Not all of the stations air the digital channel's complete daily transmission; a few AccuWeather affiliates also air a limited amount of syndicated programming, and may even air regularly scheduled network programming (usually sports) when the main channel cannot.
Comparisons to Other Weather Channels
The channel has similarities and differences to its main competitors, The Weather Channel (and counterpart digital service Weatherscan) and WeatherNation. The AccuWeather programming lineup provides national and regional video forecasts. In addition, there are AccuWeather travel, sports, and lifestyle segments. Most local affiliates add their own local weather updates and some even include local news and traffic updates. Each segment's length, including advertisements and local segments, is denoted by a playback bar along the bottom portion of the video portion, allowing a viewer to always know how long before their segment of interest will air.
Unlike The Weather Channel, The Local AccuWeather Channel has an L-bar format (which is implemented on Weatherscan and is extremely similar to the former NBC Weather Plus L-bar) so that, even when the video window is playing content such as a national forecast, local information is always available around the periphery of the screen. A station can either utilize the default setup of having segment names scroll below the video window, or display a scrolling news ticker of headlines, traffic or weather information. The data area's background image is also changed every hour in order to prevent LCD burn-in.
The channel goes into a special mode when severe weather occurs, like Weatherscan. Several affiliates also break from the Local AccuWeather content when breaking news occurs and the station wants to utilize the subchannel for either extended news and weather coverage, or to push main channel programming to the subchannel. Weatherscan, however, does not feature any on-camera meteorologists, as its content is generated completely by weather computer at the cable headend.
The major difference between The Weather Channel and AccuWeather is that all national and regional weather forecast segments are not broadcast live on AccuWeather but are on The Weather Channel; AccuWeather pretapes all of its weather forecasts every few hours, which poses a problem during severe weather events when current warnings are not able to be carried out by AccuWeather's on-camera meteorologists (The Weather Channel has always had its meteorologists disseminate current severe weather warnings on-air during severe weather events due to its live forecast format).
Unlike NBC Weather Plus, the broadcast television affiliates with The Local AccuWeather Channel are not affiliated with one single network. Many of the stations are affiliated with the Fox, and ABC networks. For the most part, the local stations do not label the AccuWeather service as a so-called "Local AccuWeather Channel". Instead, the local stations choose to have their own names such as "Weather Now". Also, there is no separate logo for the channel. In most places, the channel carries the station brand and either the AccuWeather.com brand or a statement such as "powered by AccuWeather.com". Local affiliates can add content to the Local AccuWeather content that is either weather or other; the most prominent[according to whom?] example is in the KNXV-TV GoAZ.tv implementation, which relies less on the weather content and more on traffic maps and text cards featuring road closure information.

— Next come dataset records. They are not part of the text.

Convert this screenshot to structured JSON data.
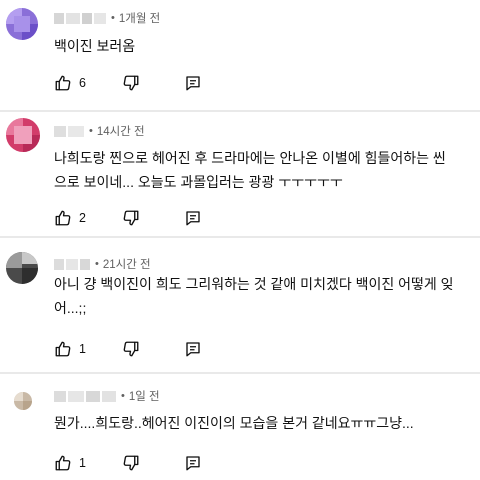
{
  "comments": [
    {
      "author_hidden": "blurred",
      "time": "1개월 전",
      "lines": [
        "백이진 보러옴"
      ],
      "likes": "6",
      "avatar_colors": [
        "#8a6fd8",
        "#b49ef0",
        "#6b4fc8",
        "#a891ea"
      ]
    },
    {
      "author_hidden": "blurred",
      "time": "14시간 전",
      "lines": [
        "나희도랑 찐으로 헤어진 후 드라마에는 안나온 이별에 힘들어하는 씬",
        "으로 보이네... 오늘도 과몰입러는 광광 ㅜㅜㅜㅜㅜ"
      ],
      "likes": "2",
      "avatar_colors": [
        "#d23c6a",
        "#e8789c",
        "#b82a58",
        "#f0a0bc"
      ]
    },
    {
      "author_hidden": "blurred",
      "time": "21시간 전",
      "lines": [
        "아니 걍 백이진이 희도 그리워하는 것 같애 미치겠다 백이진 어떻게 잊",
        "어...;;"
      ],
      "likes": "1",
      "avatar_colors": [
        "#4a4a4a",
        "#9a9a9a",
        "#2e2e2e",
        "#c8c8c8"
      ]
    },
    {
      "author_hidden": "blurred",
      "time": "1일 전",
      "lines": [
        "뭔가....희도랑..헤어진 이진이의 모습을 본거 같네요ㅠㅠ그냥..."
      ],
      "likes": "1",
      "avatar_colors": [
        "#c9b9a6",
        "#e6dccf",
        "#b8a48c",
        "#efe7dd"
      ]
    }
  ],
  "icons": {
    "like": "thumbs-up-icon",
    "dislike": "thumbs-down-icon",
    "reply": "reply-icon"
  }
}
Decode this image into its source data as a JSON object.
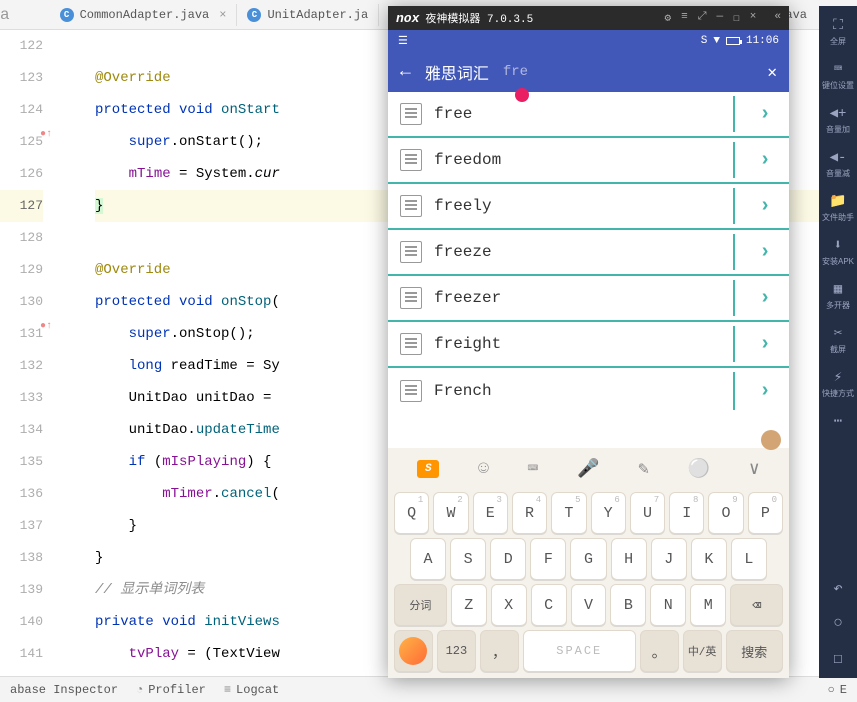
{
  "tabs": {
    "left_ext": "a",
    "items": [
      {
        "name": "CommonAdapter.java"
      },
      {
        "name": "UnitAdapter.ja"
      }
    ],
    "right_ext": ".java"
  },
  "code": {
    "lines": [
      {
        "n": "122",
        "t": ""
      },
      {
        "n": "123",
        "t": "@Override",
        "cls": "ann"
      },
      {
        "n": "124",
        "t": "protected void onStart",
        "kw": "protected",
        "kw2": "void",
        "fn": "onStart"
      },
      {
        "n": "125",
        "t": "    super.onStart();",
        "kw": "super",
        "fn": "onStart"
      },
      {
        "n": "126",
        "t": "    mTime = System.cur",
        "field": "mTime",
        "cls2": "System"
      },
      {
        "n": "127",
        "t": "}",
        "highlight": true
      },
      {
        "n": "128",
        "t": ""
      },
      {
        "n": "129",
        "t": "@Override",
        "cls": "ann"
      },
      {
        "n": "130",
        "t": "protected void onStop(",
        "kw": "protected",
        "kw2": "void",
        "fn": "onStop"
      },
      {
        "n": "131",
        "t": "    super.onStop();",
        "kw": "super",
        "fn": "onStop"
      },
      {
        "n": "132",
        "t": "    long readTime = Sy",
        "kw": "long"
      },
      {
        "n": "133",
        "t": "    UnitDao unitDao = "
      },
      {
        "n": "134",
        "t": "    unitDao.updateTime",
        "fn": "updateTime"
      },
      {
        "n": "135",
        "t": "    if (mIsPlaying) {",
        "kw": "if",
        "field": "mIsPlaying"
      },
      {
        "n": "136",
        "t": "        mTimer.cancel(",
        "field": "mTimer",
        "fn": "cancel"
      },
      {
        "n": "137",
        "t": "    }"
      },
      {
        "n": "138",
        "t": "}"
      },
      {
        "n": "139",
        "t": "// 显示单词列表",
        "cls": "comment"
      },
      {
        "n": "140",
        "t": "private void initViews",
        "kw": "private",
        "kw2": "void",
        "fn": "initViews"
      },
      {
        "n": "141",
        "t": "    tvPlay = (TextView",
        "field": "tvPlay"
      }
    ]
  },
  "emulator": {
    "title": "夜神模拟器 7.0.3.5",
    "status_time": "11:06",
    "app_title": "雅思词汇",
    "search_value": "fre",
    "list": [
      "free",
      "freedom",
      "freely",
      "freeze",
      "freezer",
      "freight",
      "French"
    ]
  },
  "keyboard": {
    "row1": [
      {
        "k": "Q",
        "n": "1"
      },
      {
        "k": "W",
        "n": "2"
      },
      {
        "k": "E",
        "n": "3"
      },
      {
        "k": "R",
        "n": "4"
      },
      {
        "k": "T",
        "n": "5"
      },
      {
        "k": "Y",
        "n": "6"
      },
      {
        "k": "U",
        "n": "7"
      },
      {
        "k": "I",
        "n": "8"
      },
      {
        "k": "O",
        "n": "9"
      },
      {
        "k": "P",
        "n": "0"
      }
    ],
    "row2": [
      "A",
      "S",
      "D",
      "F",
      "G",
      "H",
      "J",
      "K",
      "L"
    ],
    "row3_shift": "分词",
    "row3": [
      "Z",
      "X",
      "C",
      "V",
      "B",
      "N",
      "M"
    ],
    "num_key": "123",
    "space_label": "SPACE",
    "lang_key": "中/英",
    "search_key": "搜索"
  },
  "sidebar": {
    "items": [
      {
        "icon": "⛶",
        "label": "全屏"
      },
      {
        "icon": "⌨",
        "label": "键位设置"
      },
      {
        "icon": "🔊+",
        "label": "音量加"
      },
      {
        "icon": "🔊-",
        "label": "音量减"
      },
      {
        "icon": "📁",
        "label": "文件助手"
      },
      {
        "icon": "⬇",
        "label": "安装APK"
      },
      {
        "icon": "▦",
        "label": "多开器"
      },
      {
        "icon": "✂",
        "label": "截屏"
      },
      {
        "icon": "⚡",
        "label": "快捷方式"
      },
      {
        "icon": "⋯",
        "label": ""
      }
    ]
  },
  "bottom": {
    "inspector": "abase Inspector",
    "profiler": "Profiler",
    "logcat": "Logcat",
    "right": "E"
  }
}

- "Fox Owned Stations Partner with AccuWeather".
- "Fox Television Stations Partners with AccuWeather".
- Changes to GoAZ.tv made December 2008